ICRAR researcher Dr Danail Obreschkow made the short film and iPhone app “Cosmic Eye”—which has received more than 150 Million views worldwide on Facebook— as an outreach initiative. It shows the smallest and largest known scales of the Universe by gradually zooming in and out from the face of Perth cellist Louise McKay. The film combines an old idea, reaching back to the short films Cosmic Zoom (1968) and Powers of Ten (1977), with state-of-the-art scientific images provided by leading experts around the world. On small scales, the film dives into the microbiology of the human eye to travel through the DNA-molecule down to sub-atomic elementary particles. At large scales, the viewer leaves our blue planet to encounter stars and galaxies and discover the so-called cosmic web, spanned by billions of galaxies.
“Every time I show this video to a random audience, in Australia and abroad, several people already know it. It probably is the simplicity of the images without textual information that makes Cosmic Eye stand out from similar visualisations,” says Danail. “By zooming out from familiar views to distant galaxies, every child can appreciate the immense scales of the cosmos, which ICRAR endeavours to explore”.

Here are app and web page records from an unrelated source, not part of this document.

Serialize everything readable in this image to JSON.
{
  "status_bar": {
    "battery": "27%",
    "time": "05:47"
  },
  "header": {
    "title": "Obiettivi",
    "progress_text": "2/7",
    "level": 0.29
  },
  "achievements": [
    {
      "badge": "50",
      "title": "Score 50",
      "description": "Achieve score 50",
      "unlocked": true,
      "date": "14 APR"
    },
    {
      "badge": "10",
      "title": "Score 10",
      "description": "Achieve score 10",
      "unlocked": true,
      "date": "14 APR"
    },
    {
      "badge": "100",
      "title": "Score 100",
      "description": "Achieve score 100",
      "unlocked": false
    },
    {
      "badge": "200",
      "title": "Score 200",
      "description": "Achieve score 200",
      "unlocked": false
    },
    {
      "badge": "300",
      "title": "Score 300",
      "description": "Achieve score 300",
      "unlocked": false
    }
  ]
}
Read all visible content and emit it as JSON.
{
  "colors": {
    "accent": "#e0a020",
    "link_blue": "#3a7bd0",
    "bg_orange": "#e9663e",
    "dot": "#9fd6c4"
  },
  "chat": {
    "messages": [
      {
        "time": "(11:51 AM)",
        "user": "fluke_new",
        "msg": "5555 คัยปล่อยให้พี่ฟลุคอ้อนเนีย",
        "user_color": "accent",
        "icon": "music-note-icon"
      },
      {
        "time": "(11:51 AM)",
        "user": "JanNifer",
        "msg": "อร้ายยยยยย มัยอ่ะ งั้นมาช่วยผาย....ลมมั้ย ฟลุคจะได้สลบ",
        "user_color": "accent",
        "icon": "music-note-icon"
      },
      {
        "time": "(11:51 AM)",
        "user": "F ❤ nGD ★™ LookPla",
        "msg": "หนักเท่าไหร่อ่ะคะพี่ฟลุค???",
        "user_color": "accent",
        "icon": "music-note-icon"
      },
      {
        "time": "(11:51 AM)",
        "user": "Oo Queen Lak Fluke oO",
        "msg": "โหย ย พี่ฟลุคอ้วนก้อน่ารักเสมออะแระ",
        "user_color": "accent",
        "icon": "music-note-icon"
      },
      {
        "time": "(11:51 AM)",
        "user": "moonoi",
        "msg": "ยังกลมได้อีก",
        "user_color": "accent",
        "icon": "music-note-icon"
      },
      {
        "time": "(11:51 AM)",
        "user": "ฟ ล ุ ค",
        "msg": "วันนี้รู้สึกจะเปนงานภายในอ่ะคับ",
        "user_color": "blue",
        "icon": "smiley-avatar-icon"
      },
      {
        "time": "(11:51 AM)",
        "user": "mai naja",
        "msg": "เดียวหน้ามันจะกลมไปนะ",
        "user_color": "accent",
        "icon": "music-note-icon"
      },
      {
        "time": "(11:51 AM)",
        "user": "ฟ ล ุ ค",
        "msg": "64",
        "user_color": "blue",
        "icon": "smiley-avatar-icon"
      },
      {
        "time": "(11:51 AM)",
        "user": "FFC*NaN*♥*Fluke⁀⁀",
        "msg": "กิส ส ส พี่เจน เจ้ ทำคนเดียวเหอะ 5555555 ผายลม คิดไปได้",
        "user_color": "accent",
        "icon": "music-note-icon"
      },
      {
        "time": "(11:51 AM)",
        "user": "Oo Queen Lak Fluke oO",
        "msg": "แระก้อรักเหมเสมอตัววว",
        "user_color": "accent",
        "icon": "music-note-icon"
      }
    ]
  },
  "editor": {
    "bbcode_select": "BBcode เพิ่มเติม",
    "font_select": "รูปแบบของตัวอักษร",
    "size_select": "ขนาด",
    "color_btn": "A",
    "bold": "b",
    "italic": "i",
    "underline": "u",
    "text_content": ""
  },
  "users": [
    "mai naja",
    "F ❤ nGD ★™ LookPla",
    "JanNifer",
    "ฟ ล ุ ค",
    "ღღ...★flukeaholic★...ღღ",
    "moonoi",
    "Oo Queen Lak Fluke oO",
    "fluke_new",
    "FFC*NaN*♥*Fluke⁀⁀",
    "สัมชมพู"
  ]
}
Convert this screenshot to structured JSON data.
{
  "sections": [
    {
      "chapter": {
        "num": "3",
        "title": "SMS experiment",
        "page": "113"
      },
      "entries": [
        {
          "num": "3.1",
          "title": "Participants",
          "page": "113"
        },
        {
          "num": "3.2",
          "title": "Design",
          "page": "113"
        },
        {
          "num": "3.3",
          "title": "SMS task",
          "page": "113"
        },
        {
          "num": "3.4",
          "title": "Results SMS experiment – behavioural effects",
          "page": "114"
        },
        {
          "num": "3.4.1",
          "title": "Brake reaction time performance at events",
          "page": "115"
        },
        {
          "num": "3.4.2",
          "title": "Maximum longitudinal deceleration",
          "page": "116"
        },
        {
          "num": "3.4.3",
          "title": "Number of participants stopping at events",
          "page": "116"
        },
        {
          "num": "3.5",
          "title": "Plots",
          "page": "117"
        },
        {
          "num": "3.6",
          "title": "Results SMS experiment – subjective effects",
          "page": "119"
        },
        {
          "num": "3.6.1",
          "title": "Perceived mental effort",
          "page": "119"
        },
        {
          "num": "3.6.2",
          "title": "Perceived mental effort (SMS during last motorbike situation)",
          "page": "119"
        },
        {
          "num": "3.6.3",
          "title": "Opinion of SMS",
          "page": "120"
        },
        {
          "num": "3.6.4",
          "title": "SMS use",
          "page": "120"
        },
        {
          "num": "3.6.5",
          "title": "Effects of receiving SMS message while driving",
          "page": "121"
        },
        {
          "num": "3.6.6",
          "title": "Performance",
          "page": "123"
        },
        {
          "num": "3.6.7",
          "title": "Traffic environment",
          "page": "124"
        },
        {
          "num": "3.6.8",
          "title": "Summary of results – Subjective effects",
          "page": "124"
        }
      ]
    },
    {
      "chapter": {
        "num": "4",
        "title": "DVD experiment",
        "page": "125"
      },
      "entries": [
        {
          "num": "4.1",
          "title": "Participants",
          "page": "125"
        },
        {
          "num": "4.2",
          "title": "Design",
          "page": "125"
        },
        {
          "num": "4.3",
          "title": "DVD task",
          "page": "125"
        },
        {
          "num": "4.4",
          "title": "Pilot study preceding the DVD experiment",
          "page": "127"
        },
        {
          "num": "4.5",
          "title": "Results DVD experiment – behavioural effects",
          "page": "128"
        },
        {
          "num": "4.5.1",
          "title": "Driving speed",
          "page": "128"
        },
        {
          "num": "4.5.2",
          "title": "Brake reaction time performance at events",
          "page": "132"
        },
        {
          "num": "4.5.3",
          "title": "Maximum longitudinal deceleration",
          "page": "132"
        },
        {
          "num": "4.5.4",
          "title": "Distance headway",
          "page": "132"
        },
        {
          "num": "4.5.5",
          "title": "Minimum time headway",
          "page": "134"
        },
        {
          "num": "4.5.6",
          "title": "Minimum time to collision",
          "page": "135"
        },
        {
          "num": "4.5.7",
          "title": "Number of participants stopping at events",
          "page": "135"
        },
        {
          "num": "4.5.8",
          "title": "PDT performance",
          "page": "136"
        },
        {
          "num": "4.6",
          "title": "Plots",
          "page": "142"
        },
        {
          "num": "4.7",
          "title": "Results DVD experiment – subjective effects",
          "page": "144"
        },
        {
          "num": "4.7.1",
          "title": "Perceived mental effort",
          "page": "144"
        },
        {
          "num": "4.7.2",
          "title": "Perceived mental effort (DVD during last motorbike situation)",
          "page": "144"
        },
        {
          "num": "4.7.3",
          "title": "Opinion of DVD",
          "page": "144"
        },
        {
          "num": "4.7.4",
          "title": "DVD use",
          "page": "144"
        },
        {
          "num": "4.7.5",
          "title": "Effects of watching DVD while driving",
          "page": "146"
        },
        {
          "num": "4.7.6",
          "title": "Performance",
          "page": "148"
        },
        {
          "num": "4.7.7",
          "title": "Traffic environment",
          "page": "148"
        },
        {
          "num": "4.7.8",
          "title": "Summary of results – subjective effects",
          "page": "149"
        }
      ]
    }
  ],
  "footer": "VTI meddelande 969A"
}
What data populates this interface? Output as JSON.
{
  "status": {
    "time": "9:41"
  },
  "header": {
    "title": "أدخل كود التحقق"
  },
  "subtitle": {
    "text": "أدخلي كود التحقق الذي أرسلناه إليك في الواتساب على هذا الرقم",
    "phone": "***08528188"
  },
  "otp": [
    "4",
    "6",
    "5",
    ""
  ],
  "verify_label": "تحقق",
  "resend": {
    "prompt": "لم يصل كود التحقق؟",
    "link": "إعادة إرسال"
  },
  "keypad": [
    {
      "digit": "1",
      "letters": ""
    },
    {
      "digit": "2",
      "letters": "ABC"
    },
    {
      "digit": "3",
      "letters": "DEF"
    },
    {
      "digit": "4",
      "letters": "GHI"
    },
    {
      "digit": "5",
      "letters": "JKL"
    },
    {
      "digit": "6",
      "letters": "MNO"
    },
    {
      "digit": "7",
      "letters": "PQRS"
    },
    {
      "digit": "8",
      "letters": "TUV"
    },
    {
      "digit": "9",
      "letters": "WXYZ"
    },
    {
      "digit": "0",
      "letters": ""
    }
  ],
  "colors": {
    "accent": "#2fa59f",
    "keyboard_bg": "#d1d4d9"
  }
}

After going viral the film was featured in many major media channels, from local radio interviews, such as on WA’s iconic “ABC WA Afternoons” program, to a prime-time appearance on BBC World News, causing several million viewers to learn about Cosmic Eye, ICRAR and the Square Kilometre Array.